Faced with mindless duty, when an audio book player slips into a rear pocket and mini buds pop into ears, old is made new again.
Mary Roach explores everything from sex to bowel movements in her outer space travel guide, “Packing for Mars”. Roach participates in some NASA training to get a first hand experience of what it takes to be a space traveler. She experiences weightlessness in 22 second intervals. She floats like a butterfly while some of her space mates puke breakfast and lunch.
Roach does use humor to explain what space travel takes but looking past the humor one is overwhelmed by the gap between current science and technology and human travel to other planets.
I really enjoined this book, it was entertaining and informative. The only thing that kept me from giving it 5 stars is that Roach goes off on some tangents in this, I mean she really gets to the bottom of stuff - almost to a fault.
Excellent information, very funny too. Unfortunately it is composed of a large number of footnotes which doesn't translate well into an audiobook.
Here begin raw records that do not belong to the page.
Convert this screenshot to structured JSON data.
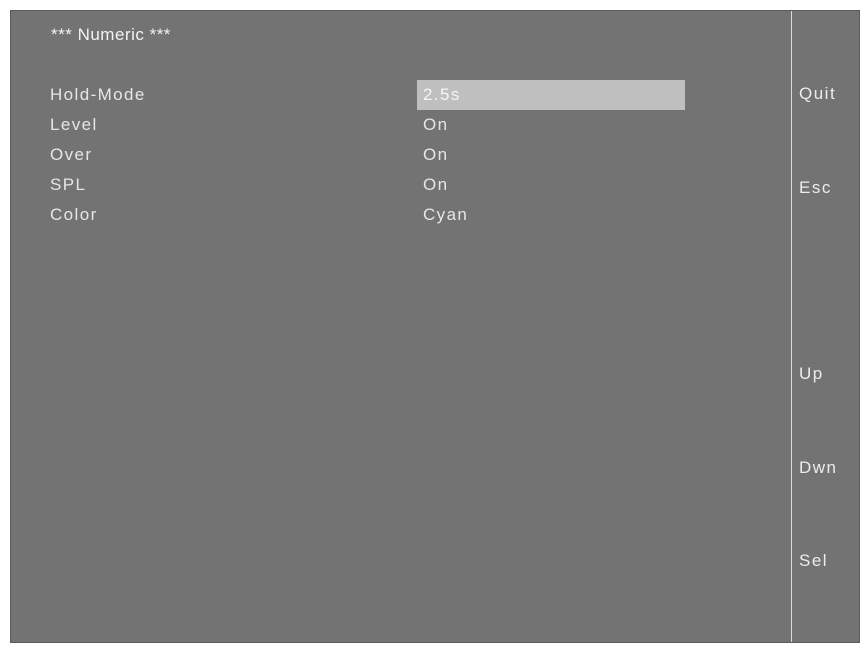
{
  "screen": {
    "title": "*** Numeric ***"
  },
  "menu": {
    "items": [
      {
        "label": "Hold-Mode",
        "value": "2.5s",
        "selected": true
      },
      {
        "label": "Level",
        "value": "On",
        "selected": false
      },
      {
        "label": "Over",
        "value": "On",
        "selected": false
      },
      {
        "label": "SPL",
        "value": "On",
        "selected": false
      },
      {
        "label": "Color",
        "value": "Cyan",
        "selected": false
      }
    ]
  },
  "softkeys": {
    "quit": "Quit",
    "esc": "Esc",
    "up": "Up",
    "dwn": "Dwn",
    "sel": "Sel"
  },
  "colors": {
    "background": "#737373",
    "highlight": "#bfbfbf",
    "text": "#e6e6e6"
  }
}
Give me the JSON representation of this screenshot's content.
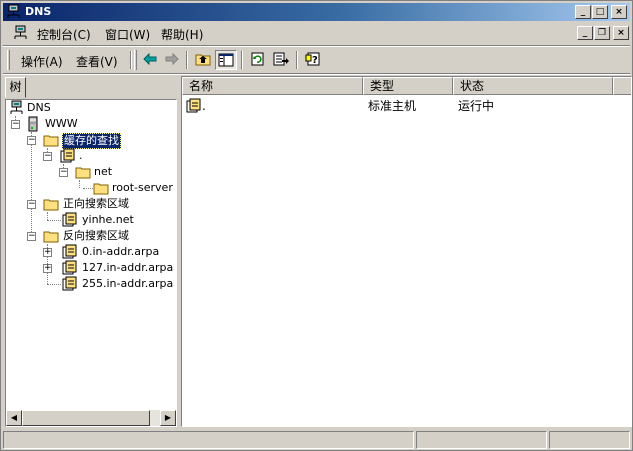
{
  "window": {
    "title": "DNS"
  },
  "menubar": {
    "items": [
      {
        "label": "控制台(C)"
      },
      {
        "label": "窗口(W)"
      },
      {
        "label": "帮助(H)"
      }
    ]
  },
  "toolbar": {
    "action_label": "操作(A)",
    "view_label": "查看(V)"
  },
  "tree": {
    "tab_label": "树",
    "items": [
      {
        "label": "DNS"
      },
      {
        "label": "WWW"
      },
      {
        "label": "缓存的查找"
      },
      {
        "label": "."
      },
      {
        "label": "net"
      },
      {
        "label": "root-server"
      },
      {
        "label": "正向搜索区域"
      },
      {
        "label": "yinhe.net"
      },
      {
        "label": "反向搜索区域"
      },
      {
        "label": "0.in-addr.arpa"
      },
      {
        "label": "127.in-addr.arpa"
      },
      {
        "label": "255.in-addr.arpa"
      }
    ],
    "selected_index": 2
  },
  "list": {
    "columns": [
      "名称",
      "类型",
      "状态"
    ],
    "rows": [
      {
        "name": ".",
        "type": "标准主机",
        "status": "运行中"
      }
    ]
  },
  "colors": {
    "title_start": "#0a246a",
    "title_end": "#a6caf0",
    "selection": "#0a246a",
    "chrome": "#d4d0c8"
  }
}
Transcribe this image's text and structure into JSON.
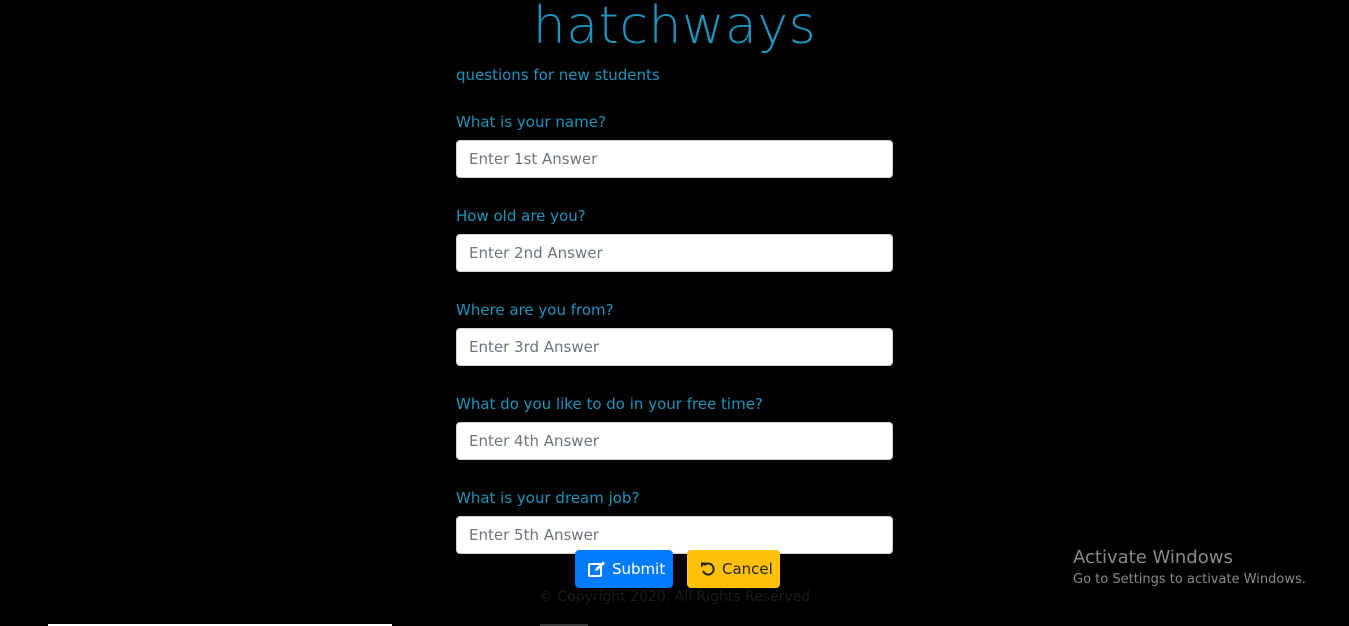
{
  "brand": {
    "title": "hatchways"
  },
  "form": {
    "subtitle": "questions for new students",
    "questions": [
      {
        "label": "What is your name?",
        "value": "",
        "placeholder": "Enter 1st Answer"
      },
      {
        "label": "How old are you?",
        "value": "",
        "placeholder": "Enter 2nd Answer"
      },
      {
        "label": "Where are you from?",
        "value": "",
        "placeholder": "Enter 3rd Answer"
      },
      {
        "label": "What do you like to do in your free time?",
        "value": "",
        "placeholder": "Enter 4th Answer"
      },
      {
        "label": "What is your dream job?",
        "value": "",
        "placeholder": "Enter 5th Answer"
      }
    ],
    "submit_label": "Submit",
    "submit_icon": "edit-icon",
    "cancel_label": "Cancel",
    "cancel_icon": "undo-icon"
  },
  "footer": {
    "copyright": "© Copyright 2020. All Rights Reserved"
  },
  "windows_watermark": {
    "title": "Activate Windows",
    "subtitle": "Go to Settings to activate Windows."
  },
  "colors": {
    "background": "#000000",
    "accent": "#1e93bd",
    "submit": "#007bff",
    "cancel": "#ffc107"
  }
}
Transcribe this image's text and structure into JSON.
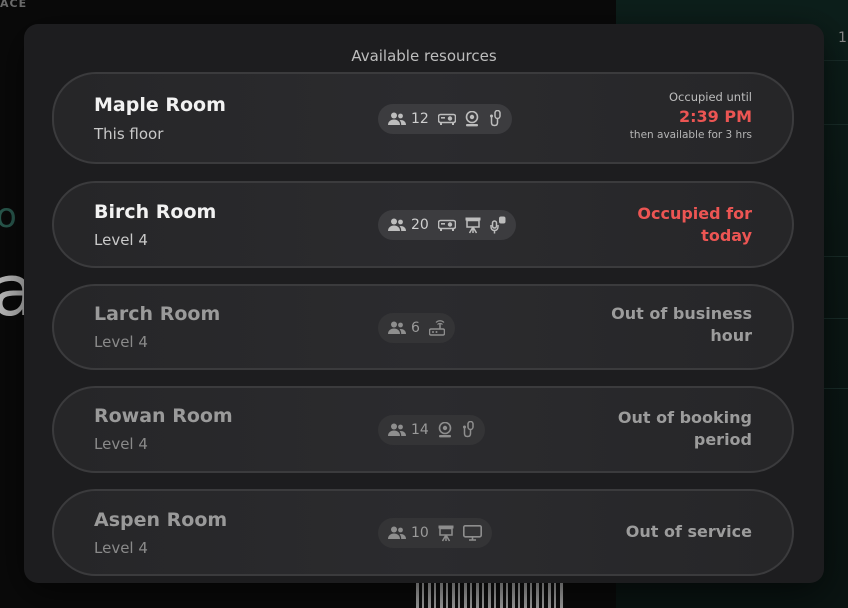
{
  "background": {
    "corner_text": "ACE",
    "right_number": "1",
    "char_1": "o",
    "char_2": "a"
  },
  "modal": {
    "title": "Available resources"
  },
  "resources": [
    {
      "name": "Maple Room",
      "location": "This floor",
      "capacity": "12",
      "amenities": [
        "projector-icon",
        "webcam-icon",
        "microphone-icon"
      ],
      "status_line1": "Occupied until",
      "status_time": "2:39 PM",
      "status_line3": "then available for 3 hrs"
    },
    {
      "name": "Birch Room",
      "location": "Level 4",
      "capacity": "20",
      "amenities": [
        "projector-icon",
        "presentation-icon",
        "wireless-mic-icon"
      ],
      "status": "Occupied for today"
    },
    {
      "name": "Larch Room",
      "location": "Level 4",
      "capacity": "6",
      "amenities": [
        "router-icon"
      ],
      "status": "Out of business hour"
    },
    {
      "name": "Rowan Room",
      "location": "Level 4",
      "capacity": "14",
      "amenities": [
        "webcam-icon",
        "microphone-icon"
      ],
      "status": "Out of booking period"
    },
    {
      "name": "Aspen Room",
      "location": "Level 4",
      "capacity": "10",
      "amenities": [
        "presentation-icon",
        "monitor-icon"
      ],
      "status": "Out of service"
    }
  ],
  "colors": {
    "accent_red": "#ec5553",
    "modal_bg": "#1d1d1f",
    "card_bg": "#2a2a2d"
  }
}
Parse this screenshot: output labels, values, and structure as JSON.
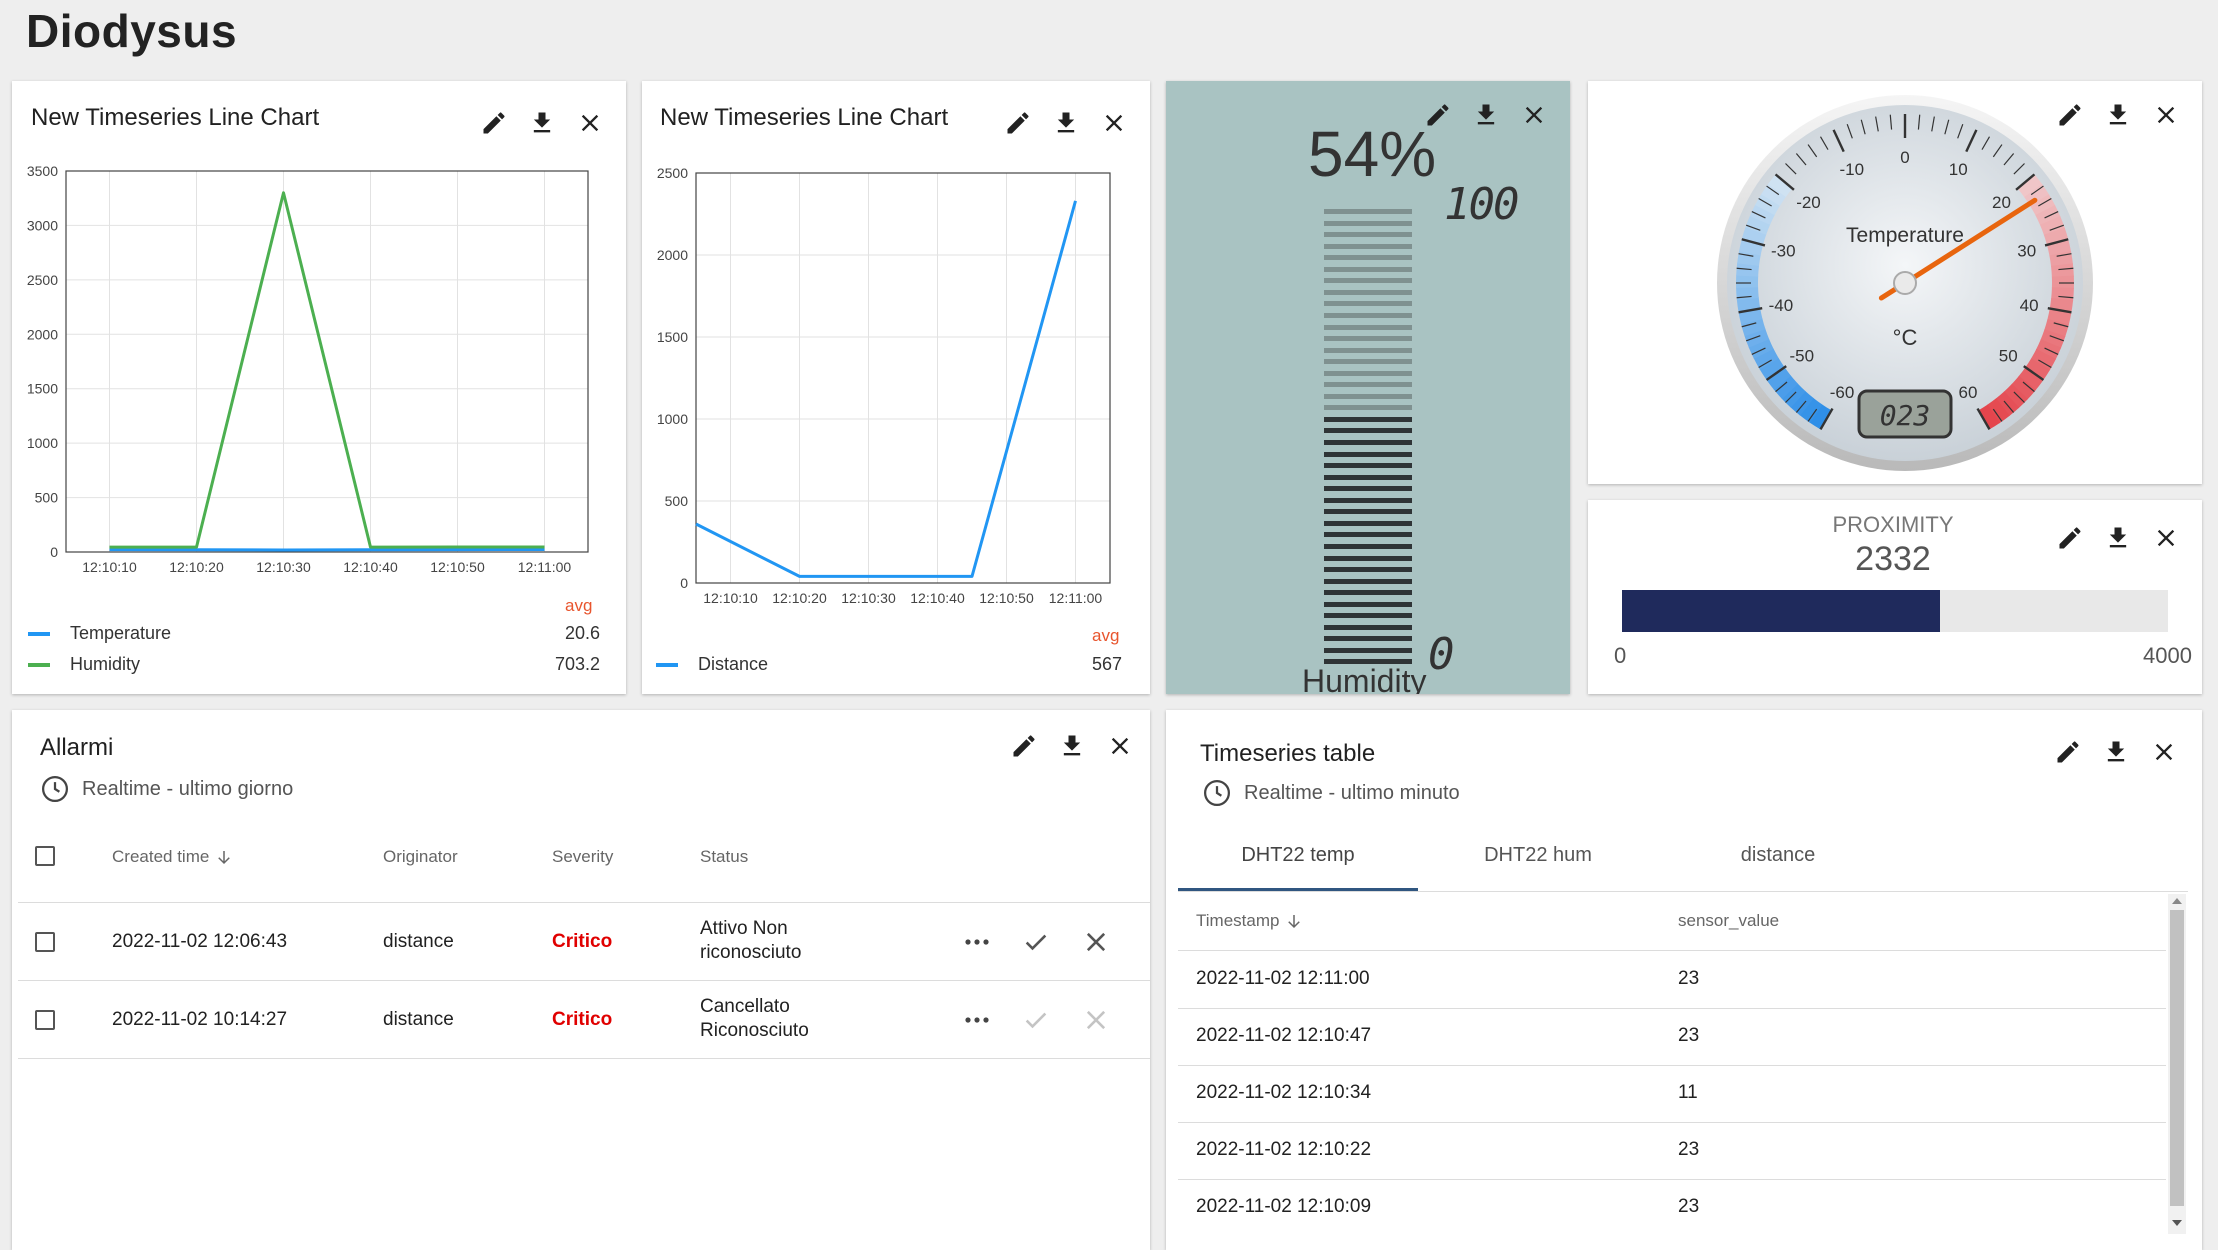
{
  "app": {
    "title": "Diodysus"
  },
  "widgets": {
    "chart1": {
      "title": "New Timeseries Line Chart",
      "avg_label": "avg",
      "legend": [
        {
          "name": "Temperature",
          "color": "#2196f3",
          "avg": "20.6"
        },
        {
          "name": "Humidity",
          "color": "#4caf50",
          "avg": "703.2"
        }
      ]
    },
    "chart2": {
      "title": "New Timeseries Line Chart",
      "avg_label": "avg",
      "legend": [
        {
          "name": "Distance",
          "color": "#2196f3",
          "avg": "567"
        }
      ]
    },
    "humidity": {
      "value": "54%",
      "max": "100",
      "min": "0",
      "label": "Humidity",
      "level": 0.54,
      "bg_color": "#a9c3c2"
    },
    "gauge": {
      "label": "Temperature",
      "unit": "°C",
      "lcd": "023",
      "ticks": [
        "-60",
        "-50",
        "-40",
        "-30",
        "-20",
        "-10",
        "0",
        "10",
        "20",
        "30",
        "40",
        "50",
        "60"
      ],
      "value": 23,
      "min": -60,
      "max": 60
    },
    "proximity": {
      "title": "PROXIMITY",
      "value": "2332",
      "min": "0",
      "max": "4000",
      "fraction": 0.583,
      "bar_color": "#1f2a5c"
    },
    "alarms": {
      "title": "Allarmi",
      "timewindow": "Realtime - ultimo giorno",
      "columns": [
        "Created time",
        "Originator",
        "Severity",
        "Status"
      ],
      "rows": [
        {
          "created": "2022-11-02 12:06:43",
          "originator": "distance",
          "severity": "Critico",
          "status_1": "Attivo Non",
          "status_2": "riconosciuto"
        },
        {
          "created": "2022-11-02 10:14:27",
          "originator": "distance",
          "severity": "Critico",
          "status_1": "Cancellato",
          "status_2": "Riconosciuto"
        }
      ]
    },
    "tstable": {
      "title": "Timeseries table",
      "timewindow": "Realtime - ultimo minuto",
      "tabs": [
        "DHT22 temp",
        "DHT22 hum",
        "distance"
      ],
      "columns": [
        "Timestamp",
        "sensor_value"
      ],
      "rows": [
        {
          "ts": "2022-11-02 12:11:00",
          "value": "23"
        },
        {
          "ts": "2022-11-02 12:10:47",
          "value": "23"
        },
        {
          "ts": "2022-11-02 12:10:34",
          "value": "11"
        },
        {
          "ts": "2022-11-02 12:10:22",
          "value": "23"
        },
        {
          "ts": "2022-11-02 12:10:09",
          "value": "23"
        }
      ]
    }
  },
  "chart_data": [
    {
      "type": "line",
      "x": [
        "12:10:10",
        "12:10:20",
        "12:10:30",
        "12:10:40",
        "12:10:50",
        "12:11:00"
      ],
      "ylim": [
        0,
        3500
      ],
      "yticks": [
        "0",
        "500",
        "1000",
        "1500",
        "2000",
        "2500",
        "3000",
        "3500"
      ],
      "series": [
        {
          "name": "Temperature",
          "color": "#2196f3",
          "points": [
            [
              1,
              22
            ],
            [
              3,
              21
            ],
            [
              5,
              18
            ],
            [
              7,
              20
            ],
            [
              9,
              22
            ],
            [
              11,
              23
            ]
          ]
        },
        {
          "name": "Humidity",
          "color": "#4caf50",
          "points": [
            [
              1,
              45
            ],
            [
              3,
              45
            ],
            [
              5,
              3300
            ],
            [
              7,
              45
            ],
            [
              9,
              46
            ],
            [
              11,
              46
            ]
          ]
        }
      ]
    },
    {
      "type": "line",
      "x": [
        "12:10:10",
        "12:10:20",
        "12:10:30",
        "12:10:40",
        "12:10:50",
        "12:11:00"
      ],
      "ylim": [
        0,
        2500
      ],
      "yticks": [
        "0",
        "500",
        "1000",
        "1500",
        "2000",
        "2500"
      ],
      "series": [
        {
          "name": "Distance",
          "color": "#2196f3",
          "points": [
            [
              0,
              360
            ],
            [
              3,
              40
            ],
            [
              8,
              40
            ],
            [
              11,
              2330
            ]
          ]
        }
      ]
    }
  ]
}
Very start/stop story telling.
Shame though as it was well read and the material was interesting.
You know that soft, metered female voice that seems to be part of any automated phone service? That's precisely who's reading this book and it dulls down an otherwise humorous and interesting subject.
Listen to the sample first! This might be a better book to buy in black & white
I like books that have interesting characters and easy to follow plots. For example, Cormoran Strike, is a great character for me.
Never has the importance of a reader in creating the enjoyment of a book been more apparent than with this book. I listened to "Stiff" by the same author and loved it so much that I raced to download "Packing for Mars". What a disappointment. Sandra Burr was boring and couldn't capture the humorous side of Roach's writing. I'm sure the content of each book was equal but the reading made a gigantic difference in its appreciation. Nevertheless, the book had tons of fascinating information. Mary Roach has the rare skill of taking the most mundane situations of life and addresses their complications when they are placed in outer space. For example, who would think that sex would be so difficult in a space station. How about going to the bathroom? How about not showering for six weeks? Ugh!
If Mary Roach releases a book, I buy it. I hadn't realised that until I had purchased this one before finishing reading the TITLE.
She did not disappoint. The book is fascinating, honest, entertaining, and FUN. And the reader does a fantastic job as well. If you liked her other stuff, get this. If you haven't read her other stuff, get this, then that. :D
If you've ever wondered how NASA prepares equipment, supplies, and astronauts themselves for a journey to space, then this book is for you. If you've ever wondered how astronauts use a toilet in space and how early experiments in space toilets failed, in extreme detail, then this book is definitely for you. Once again Mary Roach takes a subject - how to prepare for a journey to space, and ultimately, a journey to Mars - and digs into every obscure and lesser-examined aspect of the question with her usual thoroughness, attention to detail, and quirky sense of humour.
Mary Roach has done it again, with her offbeat investigations of the lesser-known corners of modern science.
Packing for Mars is about space travel, but it opens up the mind to many considerations of life here on Earth as well. She begins by covering the psychological and social qualifications for Astronauts, both in the USA and abroad. The cultural differences between US, Japanese, and Russian training programs are illuminating. Another subject I liked was nutrition and waste management in space.
Sandra Burr's reading--which tends toward professional aloofness, though you can clearly hear the smile in her voice at many points in the story--is very well suited to the writing.
This is a funny book, and enlightening. It's one of my favorite Audible books, and I've recommended it to others (my mom also loved it). If you're very squeamish, you might find yourself fast forwarding occasionally, but I personally loved the graphic bits.
Roach brings science and research to life. I definitely recommend this book.
I believe a reviewer should finish a book before submitting a review. What do you think?
The book was pretty much in line with some of the other books authored by Mary Roach. She really can make a technical subject more interesting than expected.
However, this one was very preoccupied with the astronauts bodily functions. So kinda cool, but it became a bit of more of the same after a while for me. It was okay.
It could be dangerous because the narration is sooooo boring and robotic you may fall asleep. It's too bad because the content of the book is pretty good, but the narration is just horrible and near impossible to withstand for more than a few minutes at a time.